__WORK TO BE COMPLETED__: Please copy every record below exactly, leaving out the pictures.

━━ DATA FOR THIS TASK

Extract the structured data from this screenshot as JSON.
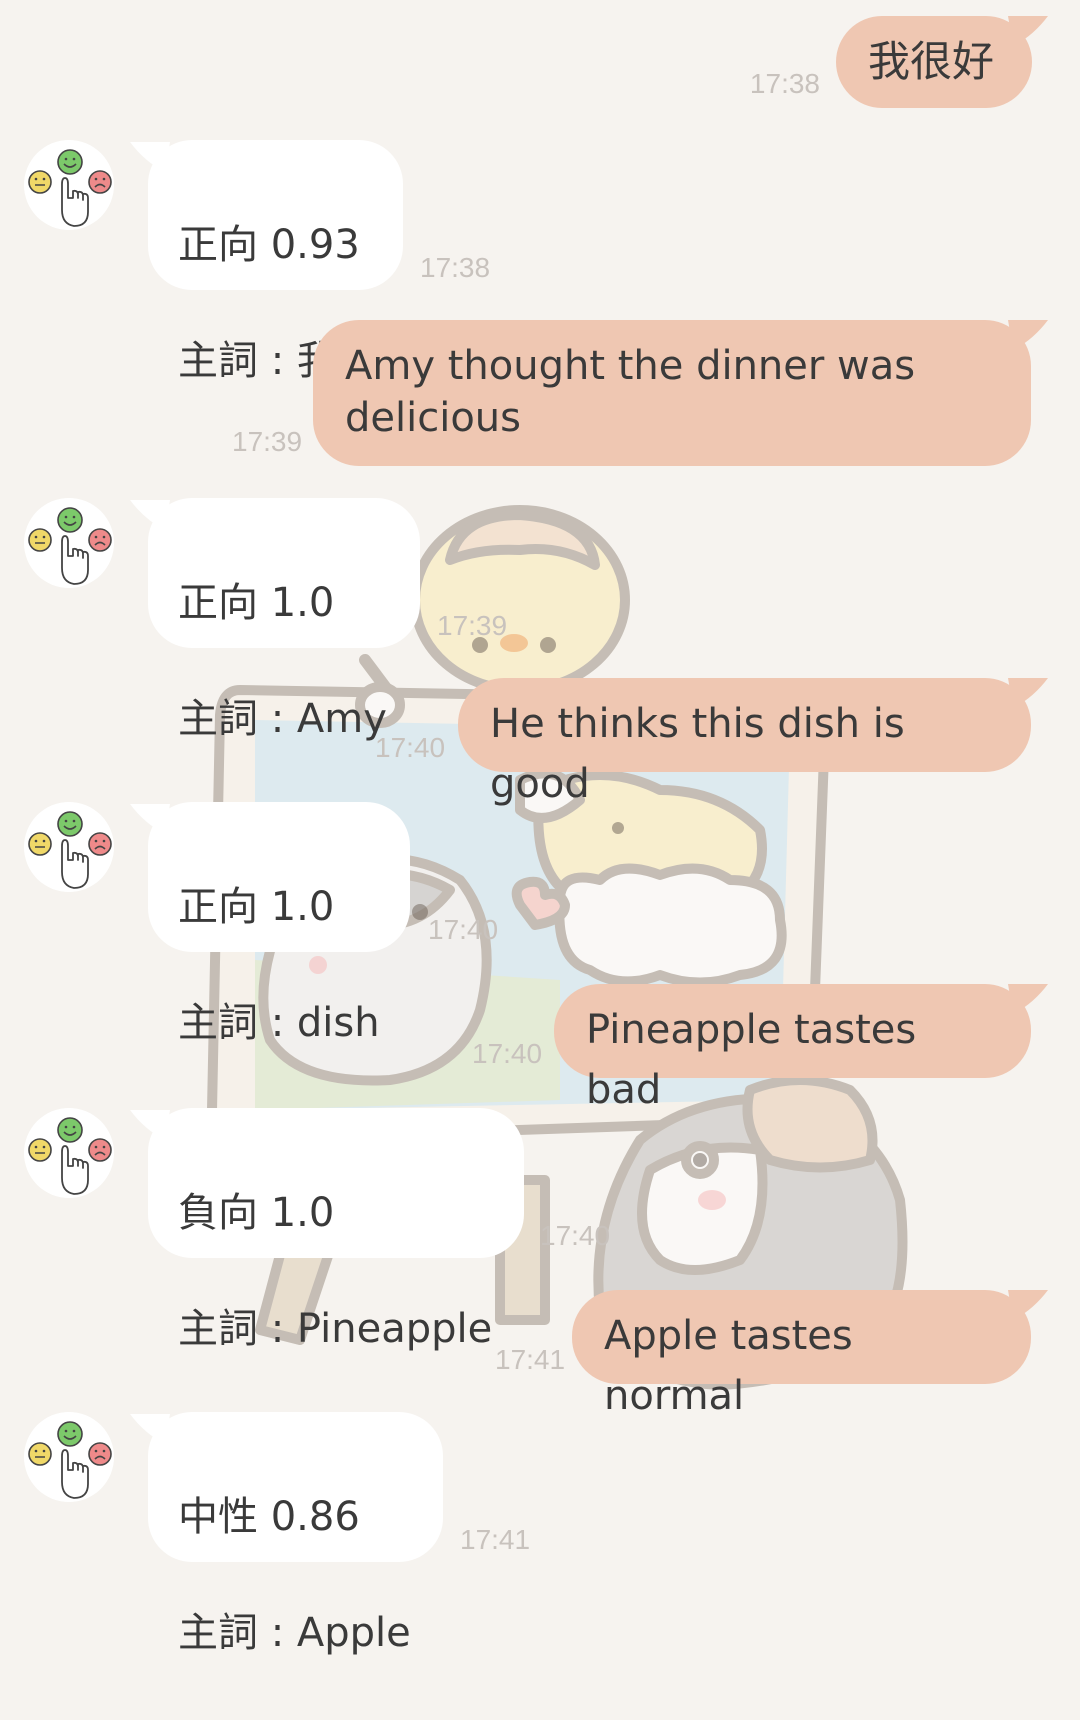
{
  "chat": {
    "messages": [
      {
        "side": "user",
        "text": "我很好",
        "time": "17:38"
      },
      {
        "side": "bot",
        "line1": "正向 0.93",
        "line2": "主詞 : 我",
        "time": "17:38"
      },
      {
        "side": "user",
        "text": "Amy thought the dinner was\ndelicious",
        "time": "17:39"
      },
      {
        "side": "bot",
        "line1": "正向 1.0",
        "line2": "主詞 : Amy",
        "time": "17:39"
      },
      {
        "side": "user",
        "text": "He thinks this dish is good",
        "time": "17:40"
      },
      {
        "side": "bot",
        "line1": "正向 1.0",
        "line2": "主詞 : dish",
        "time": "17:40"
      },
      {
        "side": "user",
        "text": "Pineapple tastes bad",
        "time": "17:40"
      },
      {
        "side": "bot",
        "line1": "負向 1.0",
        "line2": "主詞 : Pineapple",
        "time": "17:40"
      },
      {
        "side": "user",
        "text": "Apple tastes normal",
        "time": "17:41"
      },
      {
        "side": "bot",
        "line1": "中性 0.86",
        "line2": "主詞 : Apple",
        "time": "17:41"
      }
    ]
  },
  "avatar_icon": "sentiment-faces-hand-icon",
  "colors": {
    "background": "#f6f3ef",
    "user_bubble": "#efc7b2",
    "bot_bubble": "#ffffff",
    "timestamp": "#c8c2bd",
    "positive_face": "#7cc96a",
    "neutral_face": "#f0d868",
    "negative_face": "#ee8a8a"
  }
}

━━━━

__TASK RESPONSE__:
Extract the structured data from this screenshot as JSON.
{
  "chat": {
    "messages": [
      {
        "side": "user",
        "text": "我很好",
        "time": "17:38"
      },
      {
        "side": "bot",
        "line1": "正向 0.93",
        "line2": "主詞 : 我",
        "time": "17:38"
      },
      {
        "side": "user",
        "text": "Amy thought the dinner was\ndelicious",
        "time": "17:39"
      },
      {
        "side": "bot",
        "line1": "正向 1.0",
        "line2": "主詞 : Amy",
        "time": "17:39"
      },
      {
        "side": "user",
        "text": "He thinks this dish is good",
        "time": "17:40"
      },
      {
        "side": "bot",
        "line1": "正向 1.0",
        "line2": "主詞 : dish",
        "time": "17:40"
      },
      {
        "side": "user",
        "text": "Pineapple tastes bad",
        "time": "17:40"
      },
      {
        "side": "bot",
        "line1": "負向 1.0",
        "line2": "主詞 : Pineapple",
        "time": "17:40"
      },
      {
        "side": "user",
        "text": "Apple tastes normal",
        "time": "17:41"
      },
      {
        "side": "bot",
        "line1": "中性 0.86",
        "line2": "主詞 : Apple",
        "time": "17:41"
      }
    ]
  },
  "avatar_icon": "sentiment-faces-hand-icon",
  "colors": {
    "background": "#f6f3ef",
    "user_bubble": "#efc7b2",
    "bot_bubble": "#ffffff",
    "timestamp": "#c8c2bd",
    "positive_face": "#7cc96a",
    "neutral_face": "#f0d868",
    "negative_face": "#ee8a8a"
  }
}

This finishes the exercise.